Tuesday, February 5, 2013

Identity theft victims gain tool to fight back, CBI gets hiring flexibility in bills moved ahead Tuesday

Bills that would give identify theft victims a new tool with which to fix public records corrupted by criminals and that would allow the Colorado Bureau of Investigation additional flexibility in filling senior positions progressed at the capitol Thursday.

The identify theft measure, which is sponsored by Rep. Steve Lebsock, D-Thornton, would permit a person to enlist the aid of CBI in obtaining corrections of public records relating to criminal justice proceedings. The bill requires the crime victim to provide fingerprints to the agency and leaves open the option of seeking the fix in court. 

It also allows the victim to recover his or her costs as part of any restitution judgment entered against the convicted thief.

HB 13-1146 was approved by the House Judiciary Committee and now heads to debate on the House floor.

The second bill would allow CBI to hire a director, assistant directors, and deputy directors who do not have certification from the Peace Office Standards and Training Board. Current law requires that candidates for those slots at the agency hold such certification.

“This change will expand opportunities for those already employed by the State of Colorado and expand opportunities for the agency to attract highly-qualified people without diminishing the quality of the directors,” the measure's sponsor, Rep. Mike McLachlan, D-Durango, said.

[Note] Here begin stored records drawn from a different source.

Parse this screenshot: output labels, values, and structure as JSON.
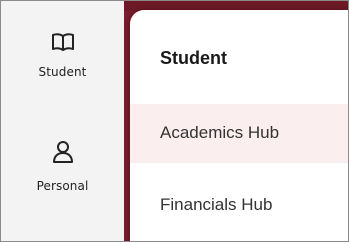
{
  "rail": {
    "items": [
      {
        "label": "Student",
        "icon": "book-icon"
      },
      {
        "label": "Personal",
        "icon": "person-icon"
      }
    ]
  },
  "flyout": {
    "title": "Student",
    "items": [
      {
        "label": "Academics Hub",
        "active": true
      },
      {
        "label": "Financials Hub",
        "active": false
      }
    ]
  },
  "colors": {
    "accent": "#7b1f2c",
    "active_bg": "#fbeeee",
    "rail_bg": "#f3f3f3"
  }
}
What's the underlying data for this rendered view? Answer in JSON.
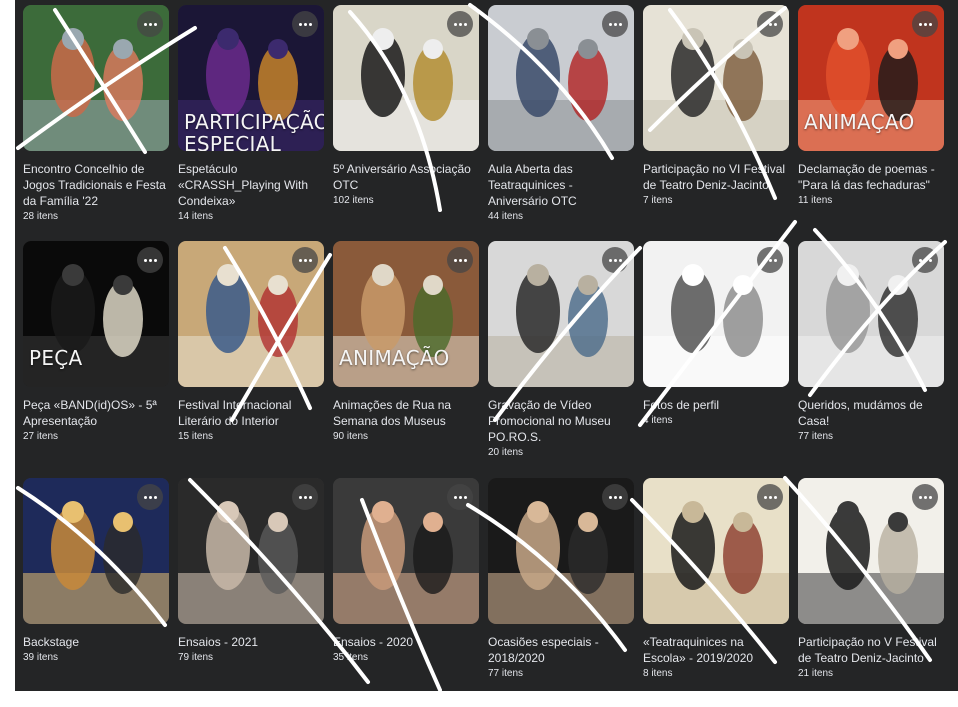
{
  "albums": [
    {
      "title": "Encontro Concelhio de Jogos Tradicionais e Festa da Família '22",
      "count": "28 itens",
      "overlay": "",
      "palette": [
        "#3c6b3a",
        "#c96a4a",
        "#e07a5f",
        "#9aa8b0"
      ]
    },
    {
      "title": "Espetáculo «CRASSH_Playing With Condeixa»",
      "count": "14 itens",
      "overlay": "PARTICIPAÇÃO ESPECIAL",
      "palette": [
        "#1b1636",
        "#6a2a8c",
        "#d08a2a",
        "#3c2a6e"
      ]
    },
    {
      "title": "5º Aniversário Associação OTC",
      "count": "102 itens",
      "overlay": "",
      "palette": [
        "#d9d6c8",
        "#1a1a1a",
        "#b08a2a",
        "#eeeeee"
      ]
    },
    {
      "title": "Aula Aberta das Teatraquinices - Aniversário OTC",
      "count": "44 itens",
      "overlay": "",
      "palette": [
        "#c9ccd1",
        "#3a4a6a",
        "#b22222",
        "#8a8f94"
      ]
    },
    {
      "title": "Participação no VI Festival de Teatro Deniz-Jacinto",
      "count": "7 itens",
      "overlay": "",
      "palette": [
        "#e6e2d6",
        "#2a2a2a",
        "#7a5a3a",
        "#c9c4b6"
      ]
    },
    {
      "title": "Declamação de poemas - \"Para lá das fechaduras\"",
      "count": "11 itens",
      "overlay": "ANIMAÇAO",
      "palette": [
        "#c0341e",
        "#e0502c",
        "#1a1a1a",
        "#f0a080"
      ]
    },
    {
      "title": "Peça «BAND(id)OS» - 5ª Apresentação",
      "count": "27 itens",
      "overlay": "PEÇA",
      "palette": [
        "#0a0a0a",
        "#1a1a1a",
        "#e8e2d0",
        "#3a3a3a"
      ]
    },
    {
      "title": "Festival Internacional Literário do Interior",
      "count": "15 itens",
      "overlay": "",
      "palette": [
        "#c8a878",
        "#3a5a8a",
        "#b03030",
        "#e8e0d0"
      ]
    },
    {
      "title": "Animações de Rua na Semana dos Museus",
      "count": "90 itens",
      "overlay": "ANIMAÇÃO",
      "palette": [
        "#8a5a3a",
        "#c89a6a",
        "#4a6a2a",
        "#e0d8c8"
      ]
    },
    {
      "title": "Gravação de Vídeo Promocional no Museu PO.RO.S.",
      "count": "20 itens",
      "overlay": "",
      "palette": [
        "#d8d8d8",
        "#2a2a2a",
        "#4a6a8a",
        "#b8b0a0"
      ]
    },
    {
      "title": "Fotos de perfil",
      "count": "4 itens",
      "overlay": "",
      "palette": [
        "#f2f2f2",
        "#555555",
        "#888888",
        "#ffffff"
      ]
    },
    {
      "title": "Queridos, mudámos de Casa!",
      "count": "77 itens",
      "overlay": "",
      "palette": [
        "#d8d8d8",
        "#9a9a9a",
        "#2a2a2a",
        "#f0f0f0"
      ]
    },
    {
      "title": "Backstage",
      "count": "39 itens",
      "overlay": "",
      "palette": [
        "#1e2a5a",
        "#c88a3a",
        "#2a2a2a",
        "#e8c070"
      ]
    },
    {
      "title": "Ensaios - 2021",
      "count": "79 itens",
      "overlay": "",
      "palette": [
        "#2a2a2a",
        "#c8b8a8",
        "#5a5a5a",
        "#d8c8b8"
      ]
    },
    {
      "title": "Ensaios - 2020",
      "count": "35 itens",
      "overlay": "",
      "palette": [
        "#3a3a3a",
        "#c89a7a",
        "#1a1a1a",
        "#e0b090"
      ]
    },
    {
      "title": "Ocasiões especiais - 2018/2020",
      "count": "77 itens",
      "overlay": "",
      "palette": [
        "#1a1a1a",
        "#c8a888",
        "#2a2a2a",
        "#d8b898"
      ]
    },
    {
      "title": "«Teatraquinices na Escola» - 2019/2020",
      "count": "8 itens",
      "overlay": "",
      "palette": [
        "#e8e0c8",
        "#1a1a1a",
        "#8a3a2a",
        "#c8b898"
      ]
    },
    {
      "title": "Participação no V Festival de Teatro Deniz-Jacinto",
      "count": "21 itens",
      "overlay": "",
      "palette": [
        "#f2f0ea",
        "#1a1a1a",
        "#b8b0a0",
        "#3a3a3a"
      ]
    }
  ],
  "more_icon": "more-horizontal-icon"
}
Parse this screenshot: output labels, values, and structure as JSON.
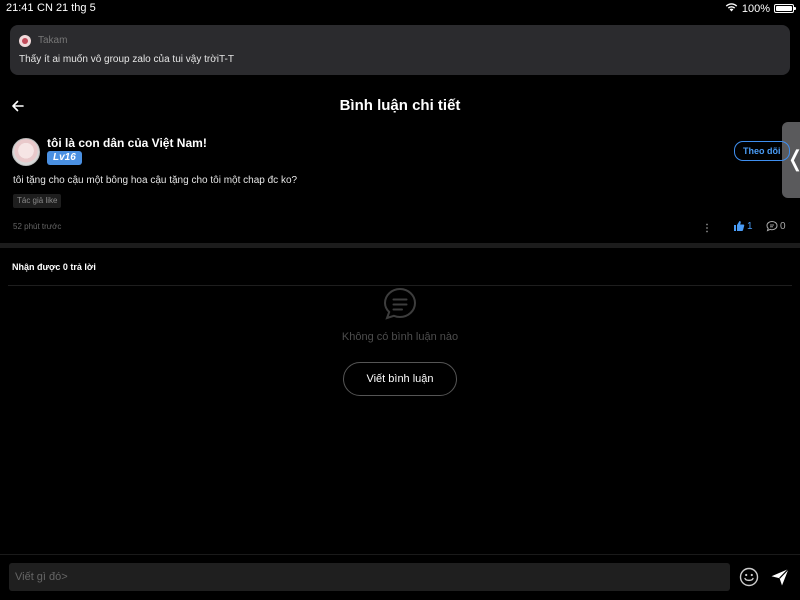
{
  "status_bar": {
    "time": "21:41",
    "date": "CN 21 thg 5",
    "battery": "100%",
    "icons": [
      "wifi-icon",
      "battery-icon"
    ]
  },
  "notification": {
    "sender": "Takam",
    "message": "Thấy ít ai muốn vô group zalo của tui vậy trờiT-T"
  },
  "header": {
    "title": "Bình luận chi tiết",
    "back_icon": "arrow-left-icon"
  },
  "comment": {
    "username": "tôi là con dân của Việt Nam!",
    "level": "Lv16",
    "follow_label": "Theo dõi",
    "text": "tôi tặng cho cậu một bông hoa cậu tặng cho tôi một chap đc ko?",
    "author_like": "Tác giả like",
    "timestamp": "52 phút trước",
    "likes": "1",
    "replies": "0"
  },
  "side_handle": {
    "glyph": "❬"
  },
  "replies_section": {
    "header": "Nhận được 0 trả lời",
    "empty_text": "Không có bình luận nào",
    "write_button": "Viết bình luận"
  },
  "input_bar": {
    "placeholder": "Viết gì đó>"
  },
  "colors": {
    "background": "#000000",
    "accent": "#4a90e2",
    "banner": "#2b2b2e"
  }
}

HB 13-1076 was approved by the House of Representatives on a 41-22 vote. It now heads to the Senate, where Republican Steve King of Grand Junction is the sponsor.

CBI supports the bill.